Circleville – “I believe this is the largest gathering in the 8 years we have done this,” said Jason McGowan Chief Probation officer for Circleville, ” I believe it is a testament to what we are doing here in the area.”
The three-hour event was celebrated, with food, fun, games, and most importantly relationship. Throughout the event, several people spoke on their path to sobriety and how their story has changed.
A woman who wouldn’t fit the stereotype of addiction spoke at the event, her first name was Jackie, and she told the group that her addiction started from an injury and surgery. A doctor prescribed pain pills that spiraled out of control into a drug dependency. Jackie said that she’s a regular church attendee, she’s a mom and a wife.
“Your body isn’t designed to be on pain medication for so long, ” she said, ” My body was completely dependent, when the pain pills weren’t enough I moved on to fentanyl.”
Jackie said that she got to a point where she was done and started reaching out to her faith, “I knew it was going to be ok, after asking God when was enough for me. I just had to work on me, but I had to gather my strength because I really didn’t even want to get out of bed.”
Jackie said that she used PARS (Pickaway County Recovery Services) to help her win her fight of addiction. She happily reported that shes 10 months into recovery from a seven-year addiction.
32 Year Old Ryan who shared his story bravely in front of a large crowd. He said that addiction has been almost a lifetime, and doesn’t remember much beyond drugs. He told the crowd that he started using drugs at 14 to get away from home life. His mother who was a single mom brought in a lot of,”stepdads.” He said his childhood wasn’t good, living between his mom and Grandparents’ drugs was his answer of, “escape.”
“I had my first overdose at the age of 15,” Ryan said, “my airway collapsed and they had to cut open my throat. I have a large scar.” As he pointed to it he continued to speak, ” A lot of people would stop after that, but I didn’t, I had just gotten started.”

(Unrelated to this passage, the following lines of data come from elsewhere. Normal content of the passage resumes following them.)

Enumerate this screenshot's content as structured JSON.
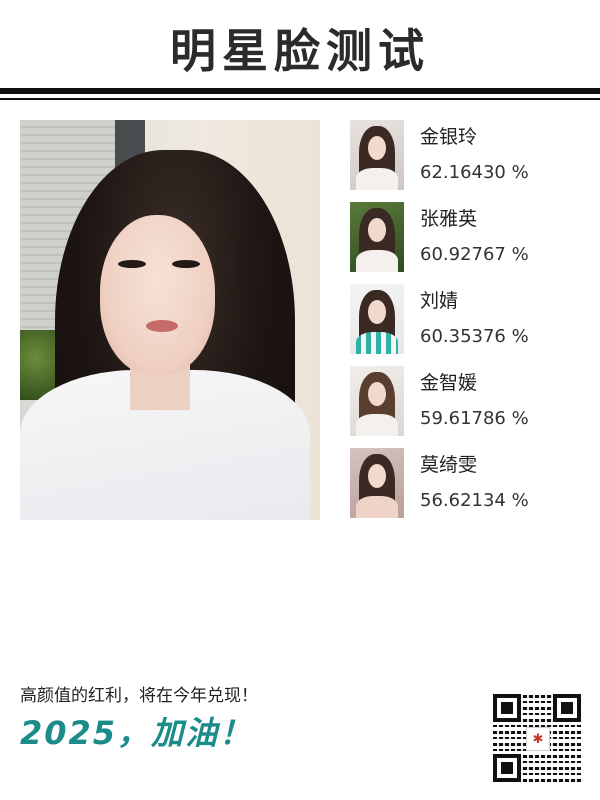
{
  "header": {
    "title": "明星脸测试"
  },
  "photo": {
    "icon": "user-selfie-photo"
  },
  "matches": [
    {
      "name": "金银玲",
      "score": "62.16430 %"
    },
    {
      "name": "张雅英",
      "score": "60.92767 %"
    },
    {
      "name": "刘婧",
      "score": "60.35376 %"
    },
    {
      "name": "金智媛",
      "score": "59.61786 %"
    },
    {
      "name": "莫绮雯",
      "score": "56.62134 %"
    }
  ],
  "footer": {
    "tagline": "高颜值的红利，将在今年兑现！",
    "slogan": "2025，加油！",
    "slogan_color": "#1b8c89"
  }
}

Ryan said he started with pills and soon graduated to heroin by 18, which was 14 years ago. Ryan said that in 2009 his grandmother passed away and he said that spiraled him even more out of control.
“I lost everything, driver’s licenses places to live, friends kicked me out, I took advantage of a lot of people, I ruined relationships, the family didn’t want me around, I was out of control.”
Ryan said in the past he tried to get clean and went a long time sober, he said that he went almost two years but, it all fell apart because he was, “dry sober,” and didn’t have the network of people to help him.
“I was sober but not living a sober life,” said Ryan, “I ended up relapsing and using again, I overdosed several times. My life changed when I overdosed in May of 2021 when my 12-year-old son found me. That was the hardest thing I’ve gone though in my life. The next day probation arrested me. It changed my life. I wanted to finally recover for me, not my girlfriend, or my family, it was for myself.”
Ryan was one of two people who graduated recently from the first drug court class in Circleville. It involves many local entities including Scioto Paint Valley, Circleville Probation, and PARS.
Leah Raymer, outpatient director at PARS said that this day is the biggest one of the year for them because its a day that everyone can celebrate hard work and seeing how lives have changed.
“We see these people on their worst days, and we become part of their story, we walk with them and watch them succeed. It’s fulfilling. Recovery is hard and not everyone succeeds the first time period. The community now is starting to understand recovery and that shows today.
Raymer said that the community steps up year after year to support this event to sponsor food and giveaways.
“Kingston National Bank, Curtis Christopher, Scioto Valley Coffee, Roosters, Tim Hortons, Goodwin’s Family Restaurant, the Pickaway County Family YMCA, Classic Cutters, and OhioHealth. Our community is pretty aware of the addiction problems that we have here. To support the positive is a good way to show we care.
“It’s important for people in recovery to know that the community supports them, “said Jason McGowen, “A few years ago we decided we needed to do something, there’s a stigma behind addiction, and it’s extremely important for people to know we stand behind them to help. We have had to learn how to help people in recovery, this epidemic caught us by surprise, so we have learned how to help people by talking to them and creating a group around that. We can’t arrest our way out of addiction, we’ve tried, and we have to learn and adapt best practices to help people recover. If someone came here today to see what kind of support people in recovery have they would realize there are a lot of people, all they need to do is reach out and we will help them. Today shows that.”
“Pickaway county is blessed now to have so many facilities, programs, sober living environments, something our community has built. On top of that we have our core systems like the probation department, law enforcement, we have learned about addiction now. Sometimes it does take getting arrested and dealing with the consequences. Sometimes the consequences have to outweigh the benefits before they change, but while we are doing that we build a repour with these people and let them know we are here to help also. There are so many groups you can reach out to now to start that walk you just have to do it.”